Uplands Development & City Documents
What is the proposed Uplands subdivision?
A proposal for 2350 housing units and businesses and zoned as mix-used development (TMUD). It is located on the 235-acre working agricultural land next to the iconic Westminster Castle. This would range from 5-story apartment buildings to small-lot single units, housing about 7000 people.
Calling themselves Uplands, they propose building a massive subdivision on top of the historic Westminster farm. While the “Big Red Castle”, which is on the National Registry of Historic Places, will remain standing along with the private Belleview Christian School, the farm will be replaced by a hillside of houses and apartments and is being referred to as “new urbanism”, and claiming to be “sustainable living”.
Uplands Preliminary Development Plans and Documents
Oread Capital submitted the Uplands Preliminary Development Plan (PDP) to the City on February 24, 2020, the day after the City Council approved increased zoning density on two of the farm parcels. Final approval, by a 5-2 City Council vote, took place on January 10, 2022. To view the now-approved Uplands Development Plan go to the Westminster City eTrakit.
Here you can review the real plans for high-densities and small lots that are proposed by Oread Capital/Uplands. Since the track record of Oread Capital is to sell off their properties and projects in less than three years their interests are always short-term.

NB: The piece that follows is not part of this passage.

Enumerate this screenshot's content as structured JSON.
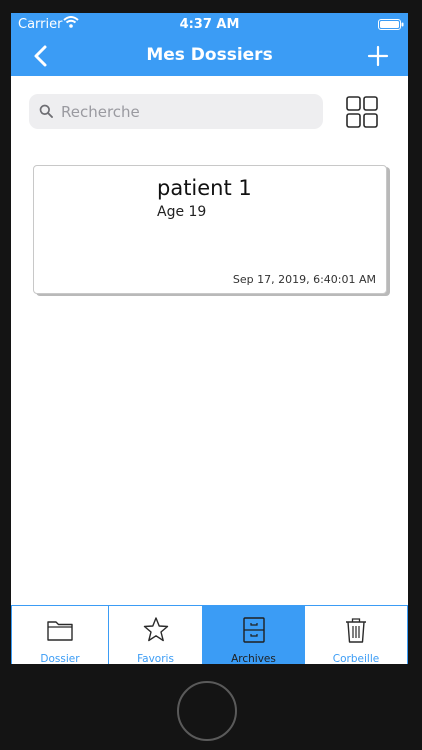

Within the filed documents is a proposed Metro Special District (Tax District) that Oread Capital wants to get approved at this stage. The expectation is the MSD application will be submitted in spring 2022. This will have to come before the Westminster City Council for a public hearing and approval.
The farm sold to international hedge fund Varde Partners
The title for the Westminster farm is now held by a hedge fund, Varde Partners. Based in Minneapolis, with offices in London, New York, and Singapore, this fund has $14 billion in assets and describes itself as a firm that "seeks opportunities in less efficient markets and pursues assets at a discount to their intrinsic or potential value fund". Oread Capital and Peak Development will be "managing" the hedge fund's investment.
Who is Oread Capital and Peak Development?
Over the eleven years of being in business, Oread Capital has been on five development projects, all of which had previously been started by another developer and were resold. Oread was the Colorado representative for Connecticut-based Wheelock Street Capital on three of these projects. All five Oread projects were flipped to other builders within three-years or less.
The most recent public record of Oread projects is from 2015, on The Canyons in Castle Pines, where Oread bought and immediately sold the property to Shea Homes. Oread flipped The Canyons property to Shea Homes, and according to CORA documents, left themselves as the 5-member board of The Canyons Metro Tax District 6.
For the Uplands development project, Oread Capital has hired one of the big Denver real estate lobby firms, the Pachner Group. They have put together fancy advertising, a website, and publicity videos to sell their plan, but you only have to scratch the surface to find the real public record of Oread Capital.
Peak Development, which is led by Chad Ellington, also has a record of not abiding by "promises" and prioritizing development based on the return on investment. In 2020 he acquired the net-zero carbon-neutral community of GEOS, located in Arvada, CO. Ellington immediately abandoned the vision of the community, he promptly brought in natural gas lines and hired the Fortune 500 builder with no experience in carbon-neutral building, Dream Finders.
To learn more about the GEOS community go to the CNN report on the GEOS community
Proposed Metro Tax District by Oread Capital and Peak Development
Metro Tax Districts are taxing authorities created by subdivision developers, with the consent of the local government, for the sole purpose of selling government-like bonds to finance their projects. Repayment of the bonds is tied to future property taxes assessed to the homes that will eventually be built. The metro taxes are paid to the developers and their debts.
Metro Tax Districts give developers a risk-free opportunity by allowing them to not have to pay for infrastructure themselves and to develop with other people’s money. They have very little “skin in the game.”
The developers often vote on the future homeowners’ behalf to issue bonds that they themselves invest in, thereby earning interest on the bonds they voted to issue. These tax districts work mostly in the dark and are able to set arbitrary debt levels to pay for infrastructure costs that historically have been included in the cost of housing or were funded by the local government.
Uplands Development proposal includes a "Metro Special District", and Oread Capital has already approached the city with a proposal to nearly double the Westminster allowed mill-levy for these tax districts.
Oread Capital is not new to Metro Tax Districts—Oread owner Jeff Handlin and his partners are the current Metro Tax District board of "The Canyons" District 6 in Castle Pines, CO.
Chad Ellington alone sits on eight different Metro Tax District boards across the Front Range.
To learn more about the workings of these Tax Districts and Developers, read the series from the Denver Post.
Recording from March 10, 2022 Public Forum on Metro Special Districts